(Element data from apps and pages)
##########

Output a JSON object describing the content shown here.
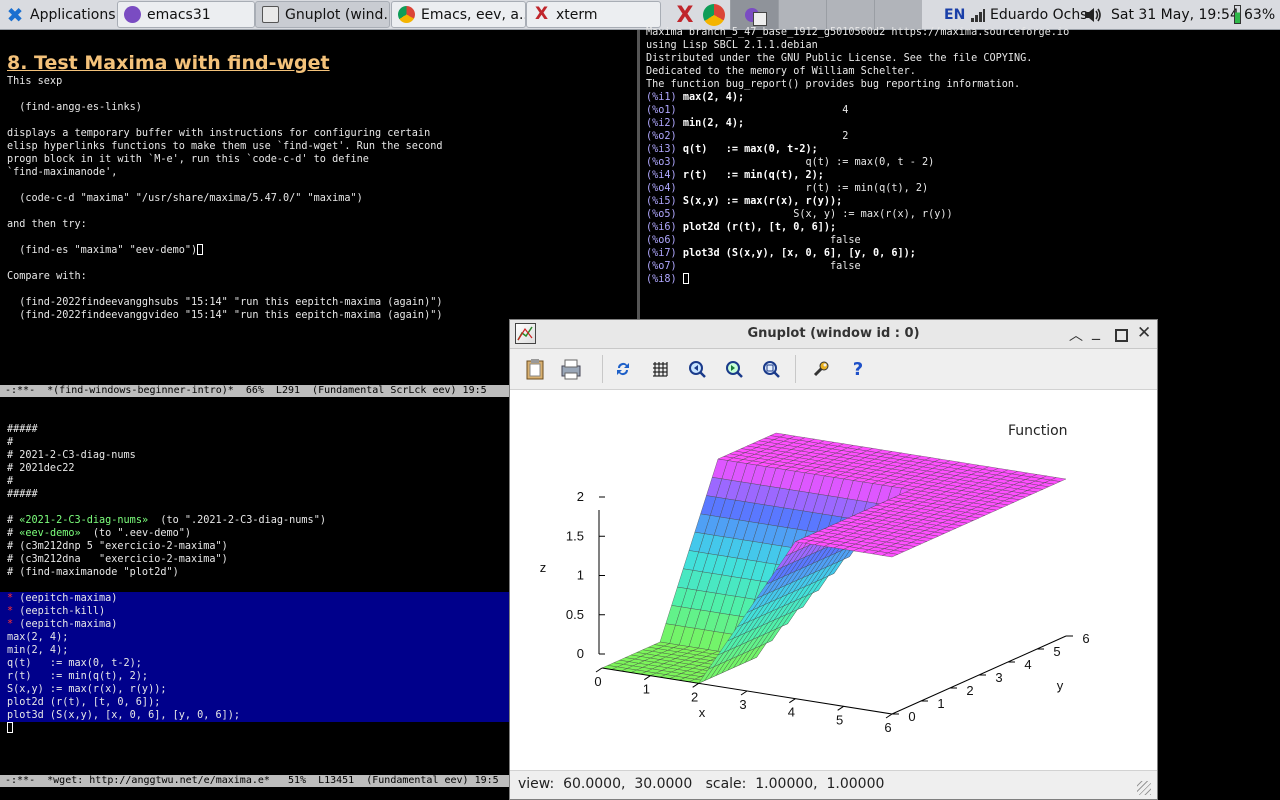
{
  "taskbar": {
    "apps_label": "Applications",
    "apps_separator": ":",
    "windows": [
      {
        "label": "emacs31",
        "icon": "emacs-icon"
      },
      {
        "label": "Gnuplot (wind...",
        "icon": "gnuplot-icon"
      },
      {
        "label": "Emacs, eev, a...",
        "icon": "chrome-icon"
      },
      {
        "label": "xterm",
        "icon": "xterm-icon"
      }
    ],
    "keyboard_layout": "EN",
    "user": "Eduardo Ochs",
    "clock": "Sat 31 May, 19:54",
    "battery": "63%"
  },
  "emacs_top": {
    "heading": "8. Test Maxima with find-wget",
    "body": "This sexp\n\n  (find-angg-es-links)\n\ndisplays a temporary buffer with instructions for configuring certain\nelisp hyperlinks functions to make them use `find-wget'. Run the second\nprogn block in it with `M-e', run this `code-c-d' to define\n`find-maximanode',\n\n  (code-c-d \"maxima\" \"/usr/share/maxima/5.47.0/\" \"maxima\")\n\nand then try:\n\n  (find-es \"maxima\" \"eev-demo\")",
    "body2": "Compare with:\n\n  (find-2022findeevangghsubs \"15:14\" \"run this eepitch-maxima (again)\")\n  (find-2022findeevanggvideo \"15:14\" \"run this eepitch-maxima (again)\")",
    "modeline": "-:**-  *(find-windows-beginner-intro)*  66%  L291  (Fundamental ScrLck eev) 19:5"
  },
  "emacs_bottom": {
    "header": "#####\n#\n# 2021-2-C3-diag-nums\n# 2021dec22\n#\n#####",
    "links": [
      {
        "pre": "# ",
        "anchor": "«2021-2-C3-diag-nums»",
        "post": "  (to \".2021-2-C3-diag-nums\")"
      },
      {
        "pre": "# ",
        "anchor": "«eev-demo»",
        "post": "  (to \".eev-demo\")"
      }
    ],
    "comments": "# (c3m212dnp 5 \"exercicio-2-maxima\")\n# (c3m212dna   \"exercicio-2-maxima\")\n# (find-maximanode \"plot2d\")",
    "star_lines": [
      " (eepitch-maxima)",
      " (eepitch-kill)",
      " (eepitch-maxima)"
    ],
    "code": "max(2, 4);\nmin(2, 4);\nq(t)   := max(0, t-2);\nr(t)   := min(q(t), 2);\nS(x,y) := max(r(x), r(y));\nplot2d (r(t), [t, 0, 6]);\nplot3d (S(x,y), [x, 0, 6], [y, 0, 6]);",
    "modeline": "-:**-  *wget: http://anggtwu.net/e/maxima.e*   51%  L13451  (Fundamental eev) 19:5"
  },
  "maxima": {
    "header": "Maxima branch_5_47_base_1912_g5010560d2 https://maxima.sourceforge.io\nusing Lisp SBCL 2.1.1.debian\nDistributed under the GNU Public License. See the file COPYING.\nDedicated to the memory of William Schelter.\nThe function bug_report() provides bug reporting information.",
    "lines": [
      {
        "label": "(%i1) ",
        "text": "max(2, 4);",
        "kind": "in"
      },
      {
        "label": "(%o1) ",
        "text": "                          4",
        "kind": "out"
      },
      {
        "label": "(%i2) ",
        "text": "min(2, 4);",
        "kind": "in"
      },
      {
        "label": "(%o2) ",
        "text": "                          2",
        "kind": "out"
      },
      {
        "label": "(%i3) ",
        "text": "q(t)   := max(0, t-2);",
        "kind": "in"
      },
      {
        "label": "(%o3) ",
        "text": "                    q(t) := max(0, t - 2)",
        "kind": "out"
      },
      {
        "label": "(%i4) ",
        "text": "r(t)   := min(q(t), 2);",
        "kind": "in"
      },
      {
        "label": "(%o4) ",
        "text": "                    r(t) := min(q(t), 2)",
        "kind": "out"
      },
      {
        "label": "(%i5) ",
        "text": "S(x,y) := max(r(x), r(y));",
        "kind": "in"
      },
      {
        "label": "(%o5) ",
        "text": "                  S(x, y) := max(r(x), r(y))",
        "kind": "out"
      },
      {
        "label": "(%i6) ",
        "text": "plot2d (r(t), [t, 0, 6]);",
        "kind": "in"
      },
      {
        "label": "(%o6) ",
        "text": "                        false",
        "kind": "out"
      },
      {
        "label": "(%i7) ",
        "text": "plot3d (S(x,y), [x, 0, 6], [y, 0, 6]);",
        "kind": "in"
      },
      {
        "label": "(%o7) ",
        "text": "                        false",
        "kind": "out"
      }
    ],
    "prompt": "(%i8) "
  },
  "gnuplot": {
    "title": "Gnuplot (window id : 0)",
    "legend": "Function",
    "status": "view:  60.0000,  30.0000   scale:  1.00000,  1.00000",
    "z_label": "z",
    "x_label": "x",
    "y_label": "y",
    "z_ticks": [
      "2",
      "1.5",
      "1",
      "0.5",
      "0"
    ],
    "x_ticks": [
      "0",
      "1",
      "2",
      "3",
      "4",
      "5",
      "6"
    ],
    "y_ticks": [
      "0",
      "1",
      "2",
      "3",
      "4",
      "5",
      "6"
    ],
    "surface_colors": {
      "low": "#7cf55a",
      "mid": "#3fe6d0",
      "high": "#ff4fff"
    }
  }
}
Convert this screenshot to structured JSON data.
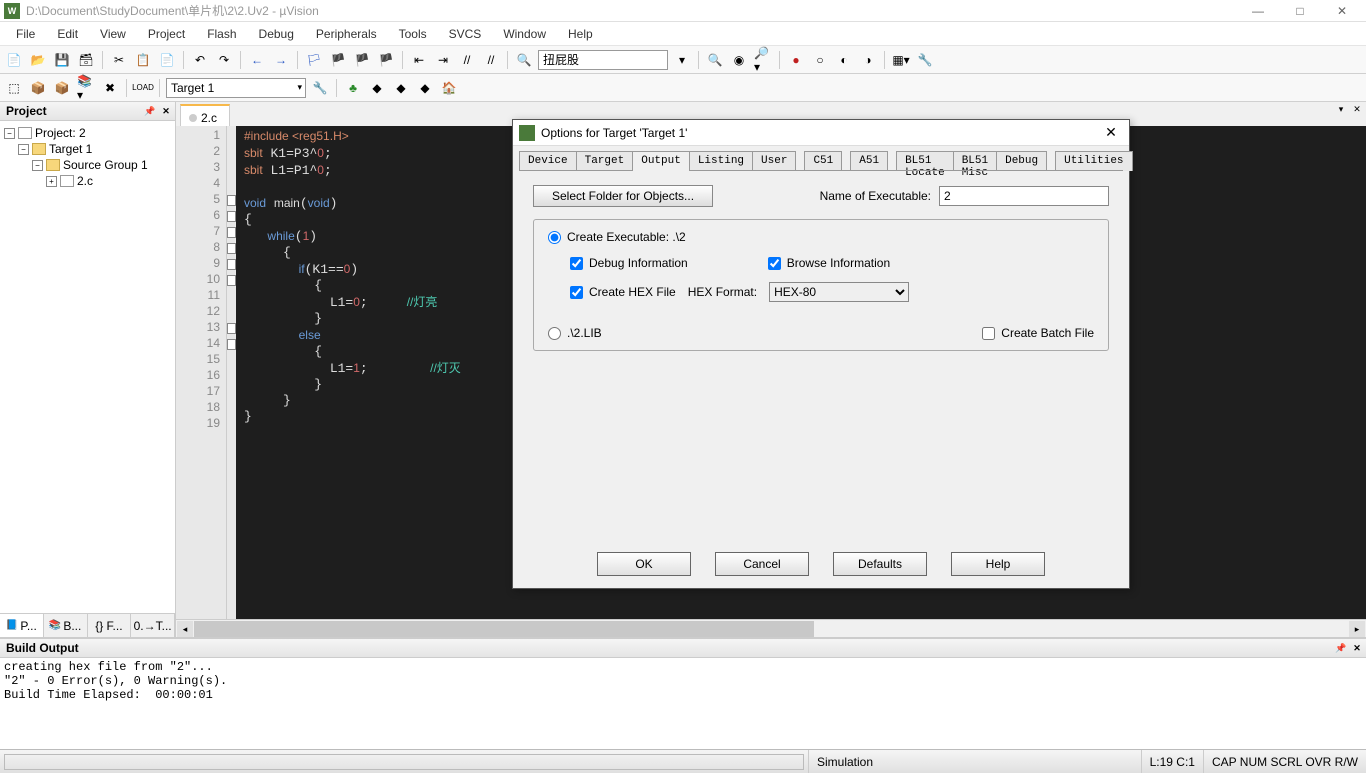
{
  "app": {
    "title": "D:\\Document\\StudyDocument\\单片机\\2\\2.Uv2 - µVision",
    "icon_label": "W"
  },
  "menu": [
    "File",
    "Edit",
    "View",
    "Project",
    "Flash",
    "Debug",
    "Peripherals",
    "Tools",
    "SVCS",
    "Window",
    "Help"
  ],
  "toolbar2": {
    "target": "Target 1"
  },
  "toolbar1": {
    "search": "扭屁股"
  },
  "project": {
    "title": "Project",
    "root": "Project: 2",
    "target": "Target 1",
    "group": "Source Group 1",
    "file": "2.c",
    "tabs": [
      "P...",
      "B...",
      "{} F...",
      "0.→T..."
    ]
  },
  "editor": {
    "tab": "2.c",
    "lines": 19,
    "code_html": "<span class='inc'>#include &lt;reg51.H&gt;</span>\n<span class='sb'>sbit</span> K1=P3^<span class='num'>0</span>;\n<span class='sb'>sbit</span> L1=P1^<span class='num'>0</span>;\n\n<span class='kw'>void</span> <span>main</span>(<span class='kw'>void</span>)\n{\n   <span class='kw'>while</span>(<span class='num'>1</span>)\n     {\n       <span class='kw'>if</span>(K1==<span class='num'>0</span>)\n         {\n           L1=<span class='num'>0</span>;     <span class='cm'>//灯亮</span>\n         }\n       <span class='kw'>else</span>\n         {\n           L1=<span class='num'>1</span>;        <span class='cm'>//灯灭</span>\n         }\n     }\n}\n"
  },
  "build": {
    "title": "Build Output",
    "text": "creating hex file from \"2\"...\n\"2\" - 0 Error(s), 0 Warning(s).\nBuild Time Elapsed:  00:00:01"
  },
  "status": {
    "mode": "Simulation",
    "pos": "L:19 C:1",
    "caps": "CAP NUM SCRL OVR R/W"
  },
  "dialog": {
    "title": "Options for Target 'Target 1'",
    "tabs": [
      "Device",
      "Target",
      "Output",
      "Listing",
      "User",
      "C51",
      "A51",
      "BL51 Locate",
      "BL51 Misc",
      "Debug",
      "Utilities"
    ],
    "active_tab": "Output",
    "select_folder": "Select Folder for Objects...",
    "name_label": "Name of Executable:",
    "name_value": "2",
    "create_exe": "Create Executable:  .\\2",
    "debug_info": "Debug Information",
    "browse_info": "Browse Information",
    "create_hex": "Create HEX File",
    "hex_format_label": "HEX Format:",
    "hex_format": "HEX-80",
    "create_lib": ".\\2.LIB",
    "create_batch": "Create Batch File",
    "buttons": [
      "OK",
      "Cancel",
      "Defaults",
      "Help"
    ]
  }
}
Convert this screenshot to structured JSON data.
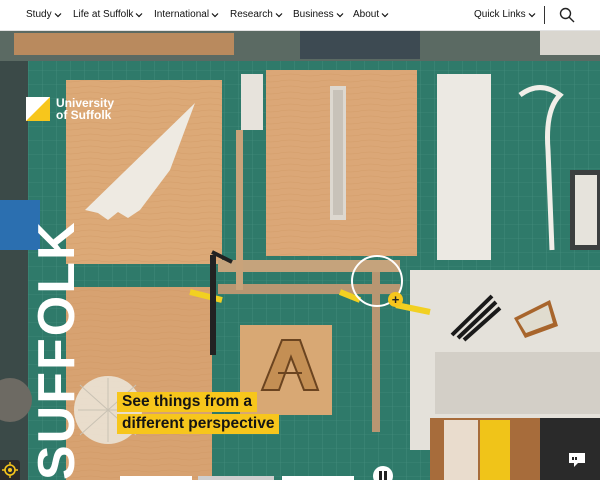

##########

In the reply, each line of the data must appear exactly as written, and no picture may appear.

Output a JSON object describing the content shown here.
{
  "taskbar": {
    "apps_label": "Applications",
    "apps_separator": ":",
    "windows": [
      {
        "label": "emacs31",
        "icon": "emacs-icon"
      },
      {
        "label": "Gnuplot (wind...",
        "icon": "gnuplot-icon"
      },
      {
        "label": "Emacs, eev, a...",
        "icon": "chrome-icon"
      },
      {
        "label": "xterm",
        "icon": "xterm-icon"
      }
    ],
    "keyboard_layout": "EN",
    "user": "Eduardo Ochs",
    "clock": "Sat 31 May, 19:54",
    "battery": "63%"
  },
  "emacs_top": {
    "heading": "8. Test Maxima with find-wget",
    "body": "This sexp\n\n  (find-angg-es-links)\n\ndisplays a temporary buffer with instructions for configuring certain\nelisp hyperlinks functions to make them use `find-wget'. Run the second\nprogn block in it with `M-e', run this `code-c-d' to define\n`find-maximanode',\n\n  (code-c-d \"maxima\" \"/usr/share/maxima/5.47.0/\" \"maxima\")\n\nand then try:\n\n  (find-es \"maxima\" \"eev-demo\")",
    "body2": "Compare with:\n\n  (find-2022findeevangghsubs \"15:14\" \"run this eepitch-maxima (again)\")\n  (find-2022findeevanggvideo \"15:14\" \"run this eepitch-maxima (again)\")",
    "modeline": "-:**-  *(find-windows-beginner-intro)*  66%  L291  (Fundamental ScrLck eev) 19:5"
  },
  "emacs_bottom": {
    "header": "#####\n#\n# 2021-2-C3-diag-nums\n# 2021dec22\n#\n#####",
    "links": [
      {
        "pre": "# ",
        "anchor": "«2021-2-C3-diag-nums»",
        "post": "  (to \".2021-2-C3-diag-nums\")"
      },
      {
        "pre": "# ",
        "anchor": "«eev-demo»",
        "post": "  (to \".eev-demo\")"
      }
    ],
    "comments": "# (c3m212dnp 5 \"exercicio-2-maxima\")\n# (c3m212dna   \"exercicio-2-maxima\")\n# (find-maximanode \"plot2d\")",
    "star_lines": [
      " (eepitch-maxima)",
      " (eepitch-kill)",
      " (eepitch-maxima)"
    ],
    "code": "max(2, 4);\nmin(2, 4);\nq(t)   := max(0, t-2);\nr(t)   := min(q(t), 2);\nS(x,y) := max(r(x), r(y));\nplot2d (r(t), [t, 0, 6]);\nplot3d (S(x,y), [x, 0, 6], [y, 0, 6]);",
    "modeline": "-:**-  *wget: http://anggtwu.net/e/maxima.e*   51%  L13451  (Fundamental eev) 19:5"
  },
  "maxima": {
    "header": "Maxima branch_5_47_base_1912_g5010560d2 https://maxima.sourceforge.io\nusing Lisp SBCL 2.1.1.debian\nDistributed under the GNU Public License. See the file COPYING.\nDedicated to the memory of William Schelter.\nThe function bug_report() provides bug reporting information.",
    "lines": [
      {
        "label": "(%i1) ",
        "text": "max(2, 4);",
        "kind": "in"
      },
      {
        "label": "(%o1) ",
        "text": "                          4",
        "kind": "out"
      },
      {
        "label": "(%i2) ",
        "text": "min(2, 4);",
        "kind": "in"
      },
      {
        "label": "(%o2) ",
        "text": "                          2",
        "kind": "out"
      },
      {
        "label": "(%i3) ",
        "text": "q(t)   := max(0, t-2);",
        "kind": "in"
      },
      {
        "label": "(%o3) ",
        "text": "                    q(t) := max(0, t - 2)",
        "kind": "out"
      },
      {
        "label": "(%i4) ",
        "text": "r(t)   := min(q(t), 2);",
        "kind": "in"
      },
      {
        "label": "(%o4) ",
        "text": "                    r(t) := min(q(t), 2)",
        "kind": "out"
      },
      {
        "label": "(%i5) ",
        "text": "S(x,y) := max(r(x), r(y));",
        "kind": "in"
      },
      {
        "label": "(%o5) ",
        "text": "                  S(x, y) := max(r(x), r(y))",
        "kind": "out"
      },
      {
        "label": "(%i6) ",
        "text": "plot2d (r(t), [t, 0, 6]);",
        "kind": "in"
      },
      {
        "label": "(%o6) ",
        "text": "                        false",
        "kind": "out"
      },
      {
        "label": "(%i7) ",
        "text": "plot3d (S(x,y), [x, 0, 6], [y, 0, 6]);",
        "kind": "in"
      },
      {
        "label": "(%o7) ",
        "text": "                        false",
        "kind": "out"
      }
    ],
    "prompt": "(%i8) "
  },
  "gnuplot": {
    "title": "Gnuplot (window id : 0)",
    "legend": "Function",
    "status": "view:  60.0000,  30.0000   scale:  1.00000,  1.00000",
    "z_label": "z",
    "x_label": "x",
    "y_label": "y",
    "z_ticks": [
      "2",
      "1.5",
      "1",
      "0.5",
      "0"
    ],
    "x_ticks": [
      "0",
      "1",
      "2",
      "3",
      "4",
      "5",
      "6"
    ],
    "y_ticks": [
      "0",
      "1",
      "2",
      "3",
      "4",
      "5",
      "6"
    ],
    "surface_colors": {
      "low": "#7cf55a",
      "mid": "#3fe6d0",
      "high": "#ff4fff"
    }
  }
}
Convert this screenshot to structured JSON data.
{
  "app": {
    "title": "D:\\Document\\StudyDocument\\单片机\\2\\2.Uv2 - µVision",
    "icon_label": "W"
  },
  "menu": [
    "File",
    "Edit",
    "View",
    "Project",
    "Flash",
    "Debug",
    "Peripherals",
    "Tools",
    "SVCS",
    "Window",
    "Help"
  ],
  "toolbar2": {
    "target": "Target 1"
  },
  "toolbar1": {
    "search": "扭屁股"
  },
  "project": {
    "title": "Project",
    "root": "Project: 2",
    "target": "Target 1",
    "group": "Source Group 1",
    "file": "2.c",
    "tabs": [
      "P...",
      "B...",
      "{} F...",
      "0.→T..."
    ]
  },
  "editor": {
    "tab": "2.c",
    "lines": 19,
    "code_html": "<span class='inc'>#include &lt;reg51.H&gt;</span>\n<span class='sb'>sbit</span> K1=P3^<span class='num'>0</span>;\n<span class='sb'>sbit</span> L1=P1^<span class='num'>0</span>;\n\n<span class='kw'>void</span> <span>main</span>(<span class='kw'>void</span>)\n{\n   <span class='kw'>while</span>(<span class='num'>1</span>)\n     {\n       <span class='kw'>if</span>(K1==<span class='num'>0</span>)\n         {\n           L1=<span class='num'>0</span>;     <span class='cm'>//灯亮</span>\n         }\n       <span class='kw'>else</span>\n         {\n           L1=<span class='num'>1</span>;        <span class='cm'>//灯灭</span>\n         }\n     }\n}\n"
  },
  "build": {
    "title": "Build Output",
    "text": "creating hex file from \"2\"...\n\"2\" - 0 Error(s), 0 Warning(s).\nBuild Time Elapsed:  00:00:01"
  },
  "status": {
    "mode": "Simulation",
    "pos": "L:19 C:1",
    "caps": "CAP NUM SCRL OVR R/W"
  },
  "dialog": {
    "title": "Options for Target 'Target 1'",
    "tabs": [
      "Device",
      "Target",
      "Output",
      "Listing",
      "User",
      "C51",
      "A51",
      "BL51 Locate",
      "BL51 Misc",
      "Debug",
      "Utilities"
    ],
    "active_tab": "Output",
    "select_folder": "Select Folder for Objects...",
    "name_label": "Name of Executable:",
    "name_value": "2",
    "create_exe": "Create Executable:  .\\2",
    "debug_info": "Debug Information",
    "browse_info": "Browse Information",
    "create_hex": "Create HEX File",
    "hex_format_label": "HEX Format:",
    "hex_format": "HEX-80",
    "create_lib": ".\\2.LIB",
    "create_batch": "Create Batch File",
    "buttons": [
      "OK",
      "Cancel",
      "Defaults",
      "Help"
    ]
  }
}
Convert this screenshot to structured JSON data.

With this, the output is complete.